I discussed the concept with Bob and Neil (A mens shed committee member) and they loved the concept. The conversation turned to the 2D and 3D aspect as the canvas (due to the shaping during the tailoring manufacture process) as we noticed the piece sat better on the mannequin than it did when laid flat on a surface. It was suggested that the middle hanging section could have a bespoke 3D wired form that creates the illusion that the art piece is is sat on a body form. I was more than happy to attempt this.

It was agreed that I would work in conjunction with one or two interested members in the production of this frame. I was asked to source 2 scaffolding planks so they could make a start before I went away (this I did from a local up-cycling furniture maker).

I will review the production of the frame in future post.


The Hand & Lock competition is an opportunity for me to showcase my work and possibly receive some additional external feedback (Judges, online comments, etc)?. It was never something that I intended to enter when beginning my masters degree and thus was not in my project proposal document. I do not want the competition to negatively impact on my MA progress, however I do not want to miss out on this opportunity either.

Since the competition time frame is quite long, I do not have to submit images of my proposed piece to the organisers until the end of July. This gives me 3 months to decide on whether or not I am going to submit the owl & rat sample or start a new piece with the competition in mind?

Issues: Owl & Rat sample.. the main issue with this piece (even after completion and framed) is that is was originally designed as a sample of techniques to determine if one image could be created combining a variety of methods. Therefore, it lacks a narrative or underpinning. I could create a story after completion to fit the piece and complete the package, however part of me feels uncomfortable in doing this.

Issues: New Piece - If I start a new piece I can use the owl & rat experience and improve on the new piece as it will be more informed as I will have more experience to draw from. The research in this instance will inform the design.


What an amazing experience!! Havana was particularly inspirational due to the political influences and embargo's placed on the country over the years. The mix of historical old, 50s/60s Americana, Spanish and the new modern, coupled with a struggling economy and reliance on tourism made from a hybrid aesthetic which questioned beauty, taste and heritage.

It felt as if time had stopped, things had decayed and now because of tourism, money was being invested in specific areas of interest. Investment in art was apparent, with several pop up galleries exhibiting pieces from not only local artists but also international names.

Rats, Rats everywhere.

Our guide for the day commented on the re-cyling of the city waste, stating they do not have any strict policies and the bins you do see are in tourist areas, main for show or to give the impression Cuba cares about the environment.
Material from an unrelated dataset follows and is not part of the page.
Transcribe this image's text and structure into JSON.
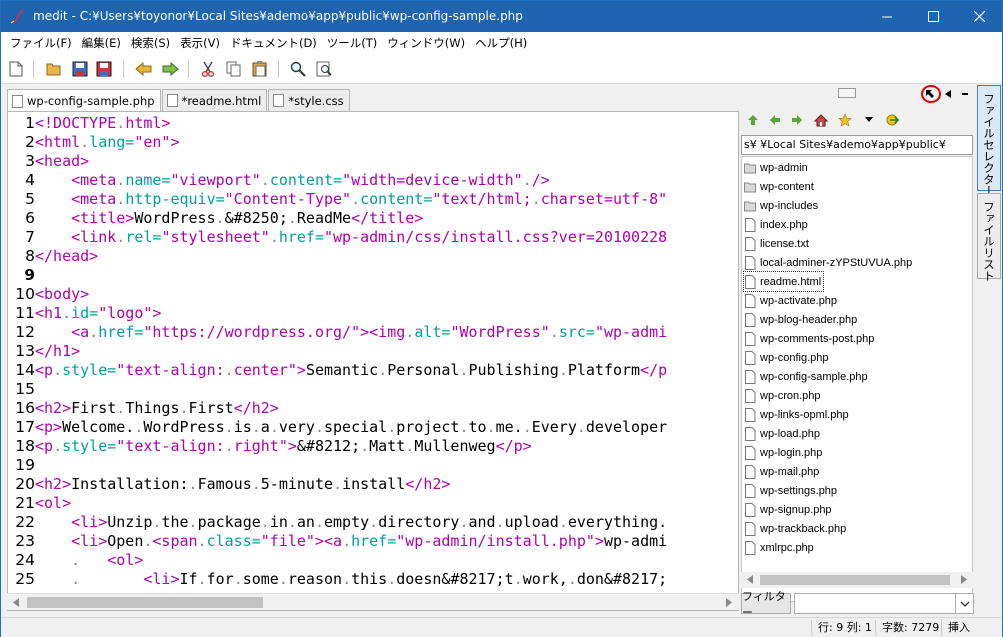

Walking along the streets in Havana, it was hard to escape the piles of rubbish dumped on the road side. Interesting in a exhibition gallery along one these streets was a piece highlighting the rat issue that had suffered in the past. It also explains why there are a lot of stray cats!